# Entries shown
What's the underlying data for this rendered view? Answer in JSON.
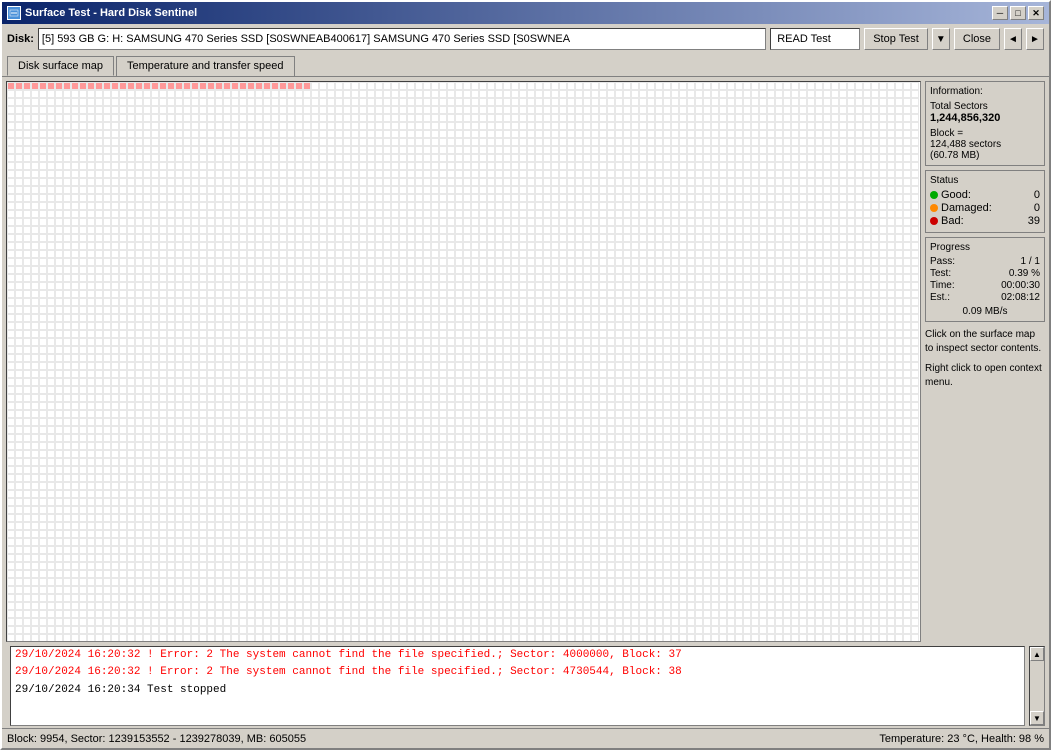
{
  "window": {
    "title": "Surface Test - Hard Disk Sentinel",
    "icon": "disk-icon"
  },
  "title_buttons": {
    "minimize": "─",
    "restore": "□",
    "close": "✕"
  },
  "toolbar": {
    "disk_label": "Disk:",
    "disk_name": "[5] 593 GB G: H: SAMSUNG 470 Series SSD [S0SWNEAB400617] SAMSUNG 470 Series SSD [S0SWNEA",
    "test_type": "READ Test",
    "stop_btn": "Stop Test",
    "dropdown_arrow": "▼",
    "close_btn": "Close",
    "nav_left": "◄",
    "nav_right": "►"
  },
  "tabs": {
    "items": [
      {
        "id": "surface-map",
        "label": "Disk surface map",
        "active": true
      },
      {
        "id": "temp-speed",
        "label": "Temperature and transfer speed",
        "active": false
      }
    ]
  },
  "info_panel": {
    "information_label": "Information:",
    "total_sectors_label": "Total Sectors",
    "total_sectors_value": "1,244,856,320",
    "block_label": "Block =",
    "block_sectors": "124,488 sectors",
    "block_mb": "(60.78 MB)",
    "status_label": "Status",
    "good_label": "Good:",
    "good_value": "0",
    "damaged_label": "Damaged:",
    "damaged_value": "0",
    "bad_label": "Bad:",
    "bad_value": "39",
    "progress_label": "Progress",
    "pass_label": "Pass:",
    "pass_value": "1 / 1",
    "test_label": "Test:",
    "test_value": "0.39 %",
    "time_label": "Time:",
    "time_value": "00:00:30",
    "est_label": "Est.:",
    "est_value": "02:08:12",
    "speed_value": "0.09 MB/s",
    "hint1": "Click on the surface map to inspect sector contents.",
    "hint2": "Right click to open context menu."
  },
  "log": {
    "entries": [
      {
        "type": "error",
        "text": "29/10/2024  16:20:32 ! Error: 2 The system cannot find the file specified.; Sector: 4000000, Block: 37"
      },
      {
        "type": "error",
        "text": "29/10/2024  16:20:32 ! Error: 2 The system cannot find the file specified.; Sector: 4730544, Block: 38"
      },
      {
        "type": "normal",
        "text": "29/10/2024  16:20:34   Test stopped"
      }
    ]
  },
  "status_bar": {
    "left": "Block: 9954, Sector: 1239153552 - 1239278039, MB: 605055",
    "right": "Temperature: 23 °C,  Health: 98 %"
  },
  "colors": {
    "bad_cell": "#ff6666",
    "tested_cell": "#f0f0f0",
    "untested_cell": "#ffffff",
    "grid_border": "#cccccc"
  }
}
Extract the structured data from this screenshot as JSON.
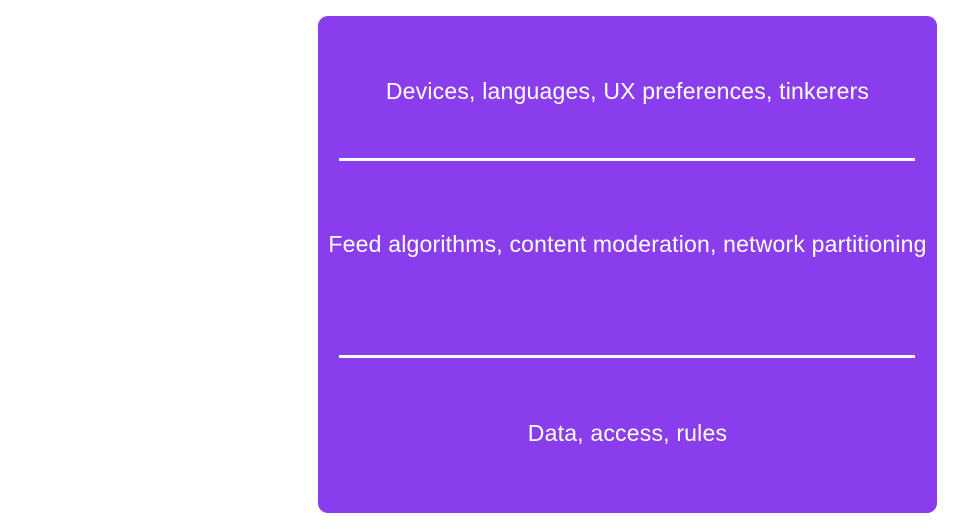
{
  "layers": [
    {
      "label": "Devices, languages, UX preferences, tinkerers"
    },
    {
      "label": "Feed algorithms, content moderation, network partitioning"
    },
    {
      "label": "Data, access, rules"
    }
  ],
  "colors": {
    "panel": "#8a3ded",
    "text": "#ffffff",
    "divider": "#ffffff",
    "background": "#ffffff"
  }
}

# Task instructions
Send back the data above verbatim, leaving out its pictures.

# Answer section
What's the underlying data for this rendered view? Answer in JSON.
{
  "window": {
    "title": "Surface Test - Hard Disk Sentinel",
    "icon": "disk-icon"
  },
  "title_buttons": {
    "minimize": "─",
    "restore": "□",
    "close": "✕"
  },
  "toolbar": {
    "disk_label": "Disk:",
    "disk_name": "[5] 593 GB G: H: SAMSUNG 470 Series SSD [S0SWNEAB400617] SAMSUNG 470 Series SSD [S0SWNEA",
    "test_type": "READ Test",
    "stop_btn": "Stop Test",
    "dropdown_arrow": "▼",
    "close_btn": "Close",
    "nav_left": "◄",
    "nav_right": "►"
  },
  "tabs": {
    "items": [
      {
        "id": "surface-map",
        "label": "Disk surface map",
        "active": true
      },
      {
        "id": "temp-speed",
        "label": "Temperature and transfer speed",
        "active": false
      }
    ]
  },
  "info_panel": {
    "information_label": "Information:",
    "total_sectors_label": "Total Sectors",
    "total_sectors_value": "1,244,856,320",
    "block_label": "Block =",
    "block_sectors": "124,488 sectors",
    "block_mb": "(60.78 MB)",
    "status_label": "Status",
    "good_label": "Good:",
    "good_value": "0",
    "damaged_label": "Damaged:",
    "damaged_value": "0",
    "bad_label": "Bad:",
    "bad_value": "39",
    "progress_label": "Progress",
    "pass_label": "Pass:",
    "pass_value": "1 / 1",
    "test_label": "Test:",
    "test_value": "0.39 %",
    "time_label": "Time:",
    "time_value": "00:00:30",
    "est_label": "Est.:",
    "est_value": "02:08:12",
    "speed_value": "0.09 MB/s",
    "hint1": "Click on the surface map to inspect sector contents.",
    "hint2": "Right click to open context menu."
  },
  "log": {
    "entries": [
      {
        "type": "error",
        "text": "29/10/2024  16:20:32 ! Error: 2 The system cannot find the file specified.; Sector: 4000000, Block: 37"
      },
      {
        "type": "error",
        "text": "29/10/2024  16:20:32 ! Error: 2 The system cannot find the file specified.; Sector: 4730544, Block: 38"
      },
      {
        "type": "normal",
        "text": "29/10/2024  16:20:34   Test stopped"
      }
    ]
  },
  "status_bar": {
    "left": "Block: 9954, Sector: 1239153552 - 1239278039, MB: 605055",
    "right": "Temperature: 23 °C,  Health: 98 %"
  },
  "colors": {
    "bad_cell": "#ff6666",
    "tested_cell": "#f0f0f0",
    "untested_cell": "#ffffff",
    "grid_border": "#cccccc"
  }
}
Extract the structured data from this screenshot as JSON.
{
  "layers": [
    {
      "label": "Devices, languages, UX preferences, tinkerers"
    },
    {
      "label": "Feed algorithms, content moderation, network partitioning"
    },
    {
      "label": "Data, access, rules"
    }
  ],
  "colors": {
    "panel": "#8a3ded",
    "text": "#ffffff",
    "divider": "#ffffff",
    "background": "#ffffff"
  }
}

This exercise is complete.